He lies on his dark bed,
With cold unconscious brow;
Around his pillow now.
Behold the crimson sky,
And mark yon setting sun;
Was he whose race is run !
A few short moments' flight
Hath wildly changed his doom ;
His home, the cheerless tomb!
The midnight blast shall howl
The dews his cold limbs steep-
Nor wake his dreamless sleep!
Yet vain the dirge of woe,
Where mortal relics rest,-
In regions of the blest!
Her last fond wishes breathed, a farewell smile
Is lingering on the calm unclouded brow
Of yon deluded victim. Firmly now
Hath wrought its will-fraternal hands bestow
The quick death-flame--the crackling embers glowAnd flakes of hideous smoke the skies defile !
The ruthless throng their ready aid supply, And pour the kindling oil. The stunning sound
Of dissonant drums——the priest's exulting cryThe failing martyr's pleading voice have drowned ; While fiercely-burning rafters fall around,
And shroud her frame from horror's straining eye!
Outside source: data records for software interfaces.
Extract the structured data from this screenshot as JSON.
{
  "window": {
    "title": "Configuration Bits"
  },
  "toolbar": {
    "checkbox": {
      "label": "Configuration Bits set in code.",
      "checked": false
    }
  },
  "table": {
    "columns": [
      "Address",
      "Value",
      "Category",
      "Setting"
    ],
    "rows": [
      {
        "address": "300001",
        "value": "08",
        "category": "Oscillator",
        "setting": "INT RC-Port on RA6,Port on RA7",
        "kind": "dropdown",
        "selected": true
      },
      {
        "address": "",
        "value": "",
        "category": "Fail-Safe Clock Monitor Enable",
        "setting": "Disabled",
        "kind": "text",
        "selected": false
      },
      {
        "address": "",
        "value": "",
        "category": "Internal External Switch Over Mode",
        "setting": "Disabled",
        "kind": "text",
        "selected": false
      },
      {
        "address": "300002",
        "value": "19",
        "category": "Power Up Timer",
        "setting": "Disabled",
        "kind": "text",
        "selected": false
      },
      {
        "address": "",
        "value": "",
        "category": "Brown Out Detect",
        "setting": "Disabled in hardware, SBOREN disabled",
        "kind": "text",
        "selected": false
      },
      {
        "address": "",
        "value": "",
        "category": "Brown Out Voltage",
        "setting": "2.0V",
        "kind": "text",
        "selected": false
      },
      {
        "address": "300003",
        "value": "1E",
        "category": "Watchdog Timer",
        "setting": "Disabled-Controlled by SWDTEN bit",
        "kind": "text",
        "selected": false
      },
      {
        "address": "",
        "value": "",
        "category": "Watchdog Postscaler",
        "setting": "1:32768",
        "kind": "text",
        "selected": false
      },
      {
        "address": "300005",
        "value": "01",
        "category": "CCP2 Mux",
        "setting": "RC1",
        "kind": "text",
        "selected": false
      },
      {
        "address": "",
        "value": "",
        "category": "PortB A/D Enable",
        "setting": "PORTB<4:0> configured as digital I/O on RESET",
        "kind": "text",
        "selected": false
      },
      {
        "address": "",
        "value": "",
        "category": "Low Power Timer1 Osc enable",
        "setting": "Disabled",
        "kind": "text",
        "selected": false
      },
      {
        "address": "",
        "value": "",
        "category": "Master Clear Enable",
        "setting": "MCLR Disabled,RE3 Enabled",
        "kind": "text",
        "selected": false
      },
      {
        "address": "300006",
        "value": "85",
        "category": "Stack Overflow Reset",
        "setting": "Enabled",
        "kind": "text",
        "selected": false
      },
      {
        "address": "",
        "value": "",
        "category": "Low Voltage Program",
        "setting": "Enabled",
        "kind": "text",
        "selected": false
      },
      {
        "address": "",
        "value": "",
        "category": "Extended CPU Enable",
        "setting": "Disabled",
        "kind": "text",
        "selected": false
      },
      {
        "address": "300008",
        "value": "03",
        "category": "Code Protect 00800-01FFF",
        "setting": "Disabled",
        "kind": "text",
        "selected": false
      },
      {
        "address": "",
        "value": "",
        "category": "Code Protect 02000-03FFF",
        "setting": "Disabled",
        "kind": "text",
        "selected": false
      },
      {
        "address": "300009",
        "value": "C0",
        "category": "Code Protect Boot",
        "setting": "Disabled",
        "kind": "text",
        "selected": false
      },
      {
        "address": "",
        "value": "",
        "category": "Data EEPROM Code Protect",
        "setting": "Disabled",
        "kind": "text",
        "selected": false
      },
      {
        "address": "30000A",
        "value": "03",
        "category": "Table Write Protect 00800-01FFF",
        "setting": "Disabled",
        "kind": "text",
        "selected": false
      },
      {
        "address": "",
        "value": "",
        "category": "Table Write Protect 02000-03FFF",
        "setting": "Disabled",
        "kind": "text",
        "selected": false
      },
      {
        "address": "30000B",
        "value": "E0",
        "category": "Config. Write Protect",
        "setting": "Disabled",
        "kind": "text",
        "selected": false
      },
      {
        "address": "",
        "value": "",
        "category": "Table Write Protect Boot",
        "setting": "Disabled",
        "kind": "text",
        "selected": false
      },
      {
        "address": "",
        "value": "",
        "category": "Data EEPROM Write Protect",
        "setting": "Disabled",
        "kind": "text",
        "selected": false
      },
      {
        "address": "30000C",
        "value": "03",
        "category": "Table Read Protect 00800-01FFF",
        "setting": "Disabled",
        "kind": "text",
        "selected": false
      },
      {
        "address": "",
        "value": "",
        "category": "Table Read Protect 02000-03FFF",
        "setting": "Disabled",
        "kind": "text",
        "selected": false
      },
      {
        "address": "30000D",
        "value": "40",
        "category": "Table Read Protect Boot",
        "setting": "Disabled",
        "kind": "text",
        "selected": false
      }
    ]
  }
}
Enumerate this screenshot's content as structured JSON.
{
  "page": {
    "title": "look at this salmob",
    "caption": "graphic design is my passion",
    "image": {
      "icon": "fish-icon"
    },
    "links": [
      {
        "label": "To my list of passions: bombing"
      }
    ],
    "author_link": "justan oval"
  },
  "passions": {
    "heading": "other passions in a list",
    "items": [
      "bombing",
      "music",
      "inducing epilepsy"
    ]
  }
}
The brighter hours of life are past,
The sun of hope is set :
Woke a tear of too fond regret;
I've known the weary weight of grief,
The throb of wild despair ; Though hushed is the tone that would breathe relief,
And the sigh that my pang would shareThough the breast is cold—the voice departedThey haunt the dreams of the lonely-hearted.
I linger in the stranger's land
I share the stranger's bowl-
Is a star to the wanderer's soul ;
ON THE ART OF READING.
I was lately dipping into A Catalogue of Five Hundred cele. brated Living Authors of Great Britain*,” published in 1788, and on coming to the article on Anna Seward, was struck with the singularity of one of the points of commendation. She is described as "a lady of considerable accomplishments, beautiful in her person, lively and entertaining in her conversation, and celebrated for her great excellence in the art of reading.” The mention of Miss Seward's poetry follows as a secondary matter; and indeed if she had not read poetry better than she wrote it, she would scarcely have merited such particular praise. Not that her poetry was invariably bad. Some of her sonnets have both beauty of thought and harmony of metre, though I fear that the world will "willingly let them die." In fact they are almost forgotten already. There are lines in them, however, that deserve to live. The following is an example. It finely represents the heat and stillness of a summer noon.
“And sultry silence brooded o'er the hills.” The following Stanza on the dog in a wild state, is taken from her poem on the “ Future Existence of Brutes.”
“When unattached, and yet to man unknown,
And stalks the terror of the desert groves."
“And tossing the green sea-weed o'er and o'er
* I have a vague recollection that Lord Byron once noticed and laughed at this book, being much amused at the notion of there being at any time in one country 500 celebrated living writers.